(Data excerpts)
#####
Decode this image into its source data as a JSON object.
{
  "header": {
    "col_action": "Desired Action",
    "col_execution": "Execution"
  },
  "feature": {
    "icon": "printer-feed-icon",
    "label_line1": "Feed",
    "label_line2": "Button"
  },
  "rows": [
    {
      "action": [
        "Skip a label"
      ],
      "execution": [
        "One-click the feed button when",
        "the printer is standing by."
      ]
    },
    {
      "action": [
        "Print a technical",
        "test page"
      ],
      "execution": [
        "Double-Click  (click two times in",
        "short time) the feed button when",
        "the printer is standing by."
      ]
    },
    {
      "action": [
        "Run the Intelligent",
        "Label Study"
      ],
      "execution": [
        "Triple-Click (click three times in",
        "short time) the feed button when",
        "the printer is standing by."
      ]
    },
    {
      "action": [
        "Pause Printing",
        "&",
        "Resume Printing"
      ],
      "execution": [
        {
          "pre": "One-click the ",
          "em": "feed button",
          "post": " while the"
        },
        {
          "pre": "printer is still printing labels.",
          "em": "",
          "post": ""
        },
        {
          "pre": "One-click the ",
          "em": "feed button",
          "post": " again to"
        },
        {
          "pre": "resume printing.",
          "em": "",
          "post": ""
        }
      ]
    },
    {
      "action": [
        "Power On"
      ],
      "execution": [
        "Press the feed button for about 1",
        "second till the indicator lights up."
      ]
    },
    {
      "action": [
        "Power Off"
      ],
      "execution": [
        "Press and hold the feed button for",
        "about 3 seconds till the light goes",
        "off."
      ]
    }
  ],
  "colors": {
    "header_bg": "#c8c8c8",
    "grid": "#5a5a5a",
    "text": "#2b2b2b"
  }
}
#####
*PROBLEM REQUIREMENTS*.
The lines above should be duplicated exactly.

*SOLVED EXERCISE*.
Decode this image into its source data as a JSON object.
{
  "header": {
    "col_action": "Desired Action",
    "col_execution": "Execution"
  },
  "feature": {
    "icon": "printer-feed-icon",
    "label_line1": "Feed",
    "label_line2": "Button"
  },
  "rows": [
    {
      "action": [
        "Skip a label"
      ],
      "execution": [
        "One-click the feed button when",
        "the printer is standing by."
      ]
    },
    {
      "action": [
        "Print a technical",
        "test page"
      ],
      "execution": [
        "Double-Click  (click two times in",
        "short time) the feed button when",
        "the printer is standing by."
      ]
    },
    {
      "action": [
        "Run the Intelligent",
        "Label Study"
      ],
      "execution": [
        "Triple-Click (click three times in",
        "short time) the feed button when",
        "the printer is standing by."
      ]
    },
    {
      "action": [
        "Pause Printing",
        "&",
        "Resume Printing"
      ],
      "execution": [
        {
          "pre": "One-click the ",
          "em": "feed button",
          "post": " while the"
        },
        {
          "pre": "printer is still printing labels.",
          "em": "",
          "post": ""
        },
        {
          "pre": "One-click the ",
          "em": "feed button",
          "post": " again to"
        },
        {
          "pre": "resume printing.",
          "em": "",
          "post": ""
        }
      ]
    },
    {
      "action": [
        "Power On"
      ],
      "execution": [
        "Press the feed button for about 1",
        "second till the indicator lights up."
      ]
    },
    {
      "action": [
        "Power Off"
      ],
      "execution": [
        "Press and hold the feed button for",
        "about 3 seconds till the light goes",
        "off."
      ]
    }
  ],
  "colors": {
    "header_bg": "#c8c8c8",
    "grid": "#5a5a5a",
    "text": "#2b2b2b"
  }
}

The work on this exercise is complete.